Dear Majority Leader McConnell and Minority Leader Schumer:
We write to express our serious concerns about the expiration of funding for HRSA’s Health Center Program more than two months ago. Congress’ failure to extend this funding has caused service disruptions for the 22 community health centers and their many patients across New Hampshire and Vermont. We urge you to work in a bipartisan manner to immediately reauthorize this critically important program.
Community health centers provide affordable quality primary health care to more than 27 million Americans, including 260,000 residents in our two states. Community health centers also provide much-needed oral and dental healthcare, behavioral and mental health services, access to low-cost prescription drugs, substance abuse treatment, nutrition counseling and more. In rural areas, they are often the only healthcare facilities for many miles, and in urban areas, they often provide services tailored to underserved populations. Additionally, community health centers provide healthcare to all patients, regardless of their insurance status, religion, nationality, gender or race and ethnicity.
Community health centers are a very cost-effective way to deliver primary healthcare services and treatments. Ensuring access to reliable primary healthcare not only helps people stay healthy, but also helps ensure that illnesses and diseases—like diabetes and hypertension—are managed so that people do not end up in a hospital emergency room or worse. This not only helps to protect one’s health, it also helps to save money. In fact, in just one year, community health centers saved our national health care system nearly $49 billion, including saving an average of $2,371 per Medicaid patient and up to $1,210 per Medicare patient compared to other providers.
And, community health centers are an important component of local economies. Nationally, they employ nearly 190,000 people and generate more than $45 billion in economic activity. In Vermont, health centers contribute more than $178 million to the state’s economy and support 1,605 full time jobs. In New Hampshire, community health centers employ just over 800 people and treat more than 86,000 patients—more than 2,500 of whom are veterans and 6,700 of whom are homeless.

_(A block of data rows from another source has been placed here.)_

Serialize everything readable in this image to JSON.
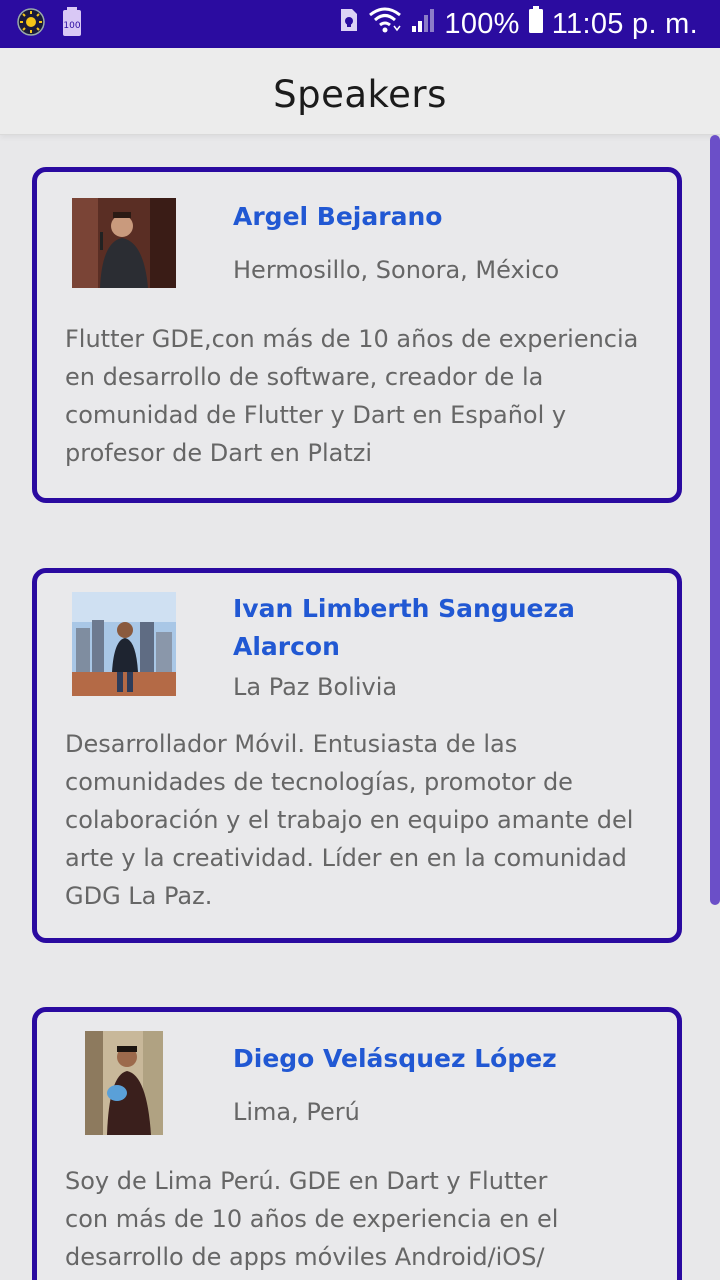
{
  "status_bar": {
    "battery_saver_badge": "100",
    "battery_percent": "100%",
    "time": "11:05 p. m."
  },
  "app_bar": {
    "title": "Speakers"
  },
  "speakers": [
    {
      "name": "Argel Bejarano",
      "location": "Hermosillo, Sonora, México",
      "bio": "Flutter GDE,con más de 10 años de experiencia en desarrollo de software, creador de la comunidad de Flutter y Dart en Español y profesor de Dart en Platzi"
    },
    {
      "name": "Ivan Limberth Sangueza Alarcon",
      "location": "La Paz Bolivia",
      "bio": "Desarrollador Móvil. Entusiasta de las comunidades de tecnologías, promotor de colaboración y el trabajo en equipo amante del arte y la creatividad. Líder en en la comunidad GDG La Paz."
    },
    {
      "name": "Diego Velásquez López",
      "location": "Lima, Perú",
      "bio": "Soy de Lima Perú. GDE en Dart y Flutter con más de 10 años de experiencia en el desarrollo de apps móviles Android/iOS/"
    }
  ]
}
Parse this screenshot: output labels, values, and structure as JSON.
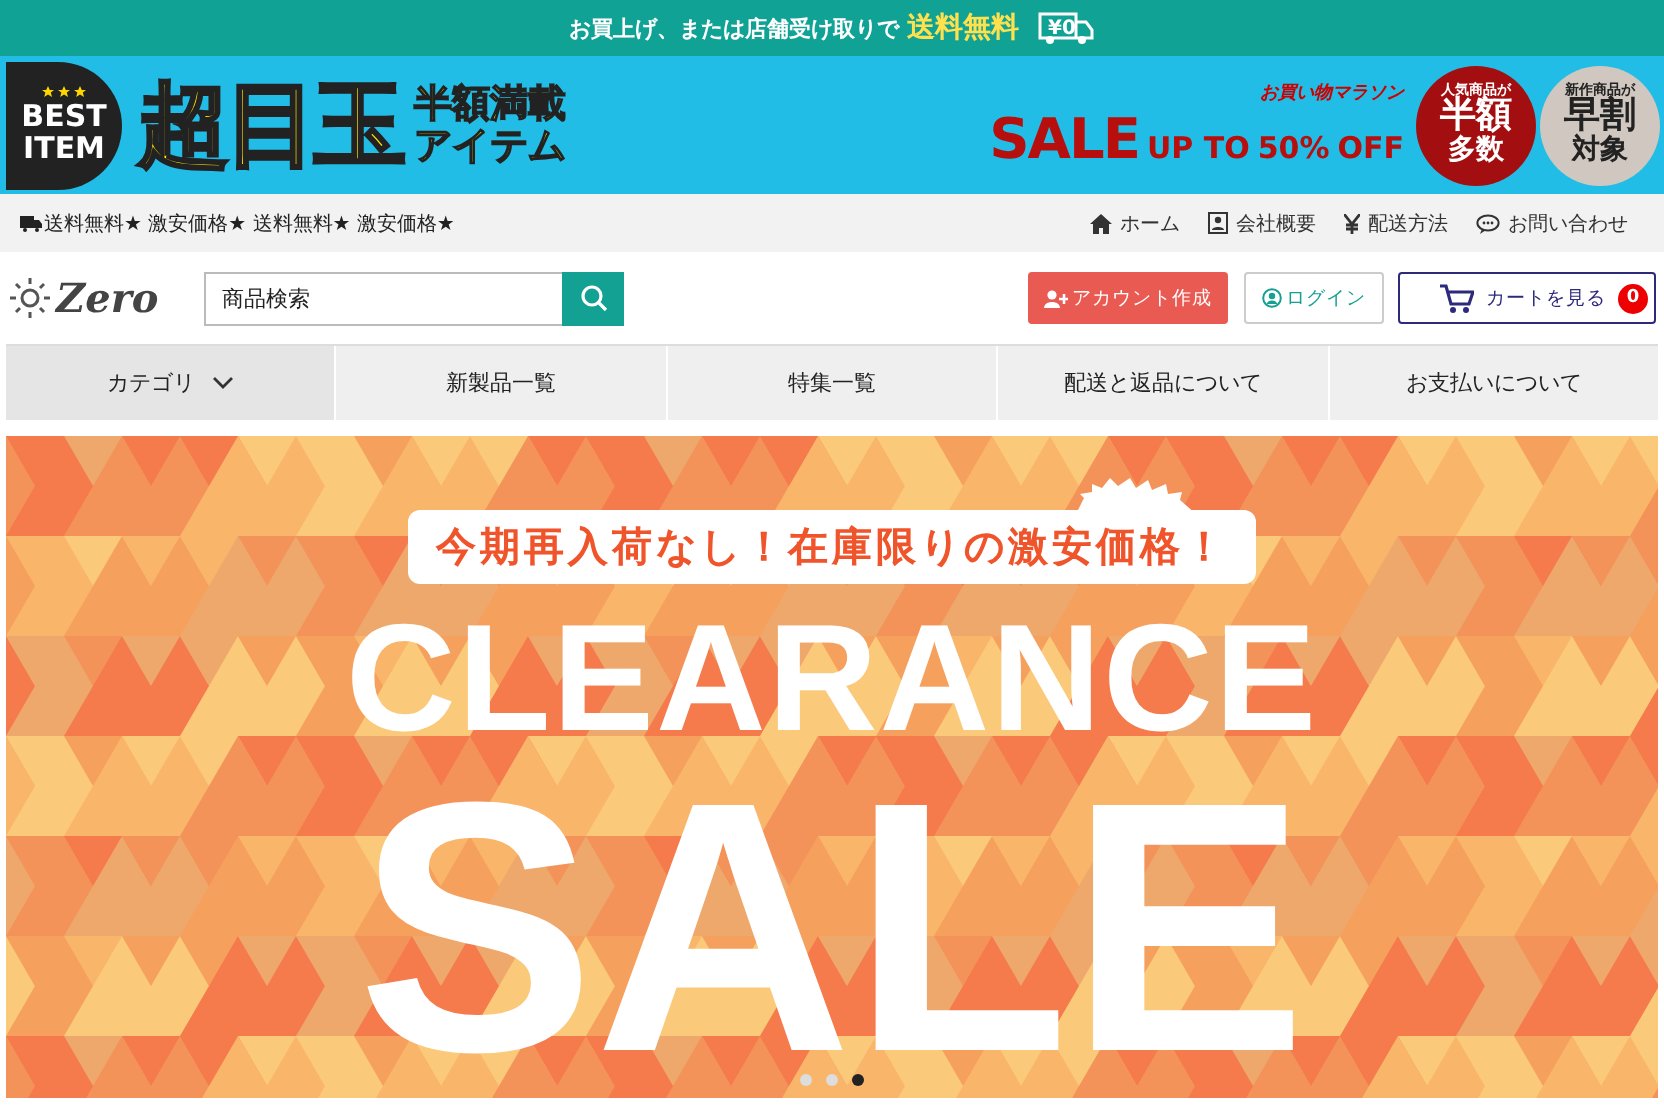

As you may know, our states have been hit particularly hard [by] the national opioid epidemic. As we struggle to battle this national catastrophe, we know that we can rely on community health centers as critical partners. In every state grappling with the opioid epidemic and its devastating consequences, we have witnessed community health centers provide Medication Assisted Treatment, substance abuse and mental health counseling services, and offered those struggling with an addiction with a safe and stigma-free place to get the support that they need, when they need it. In Vermont, our community health centers are an indispensable component of our “Hub and Spoke” model, which is being replicated throughout the country to improve access to and reduce wait-lists for desperately needed care for those who are battling addiction.
Unless Congress acts soon, community health centers across the country, including New Hampshire and Vermont, will face dramatic cuts, seriously jeopardizing their ability to serve our nation’s most vulnerable people in medically underserved areas. Our constituents will needlessly suffer from poorer health outcomes, unemployment will rise in communities across the country, our nation’s primary healthcare system will be compromised, and our local economies will be harmed.
Several CEOs of community health centers in Vermont and New Hampshire report that, because of funding uncertainties, staff morale is extremely low. Some community health centers have implemented hiring freezes and others are finding it difficult to retain existing, much less recruit new, providers. They say many centers have halted renovation or expansion projects, while others have delayed launching new medical services. Most disturbing, they say that many patients are concerned that the loss of federal funding will mean that they will no longer have access to affordable health care and will lose their medical homes.
For many years now, the Senate—recognizing the significant value that they bring to every community in every state and U.S. territory—has supported community health centers in a bipartisan manner. We, therefore, strongly urge you to work on a bipartisan agreement that reauthorizes and funds not only programs such as the Children’s Health Insurance Program, National Health Service Corps and Teaching Health Centers.
We are committed to working with you to ensure this funding is restored before the end of the year.
BERNARD SANDERS, &
MARGARET WOOD HASSAN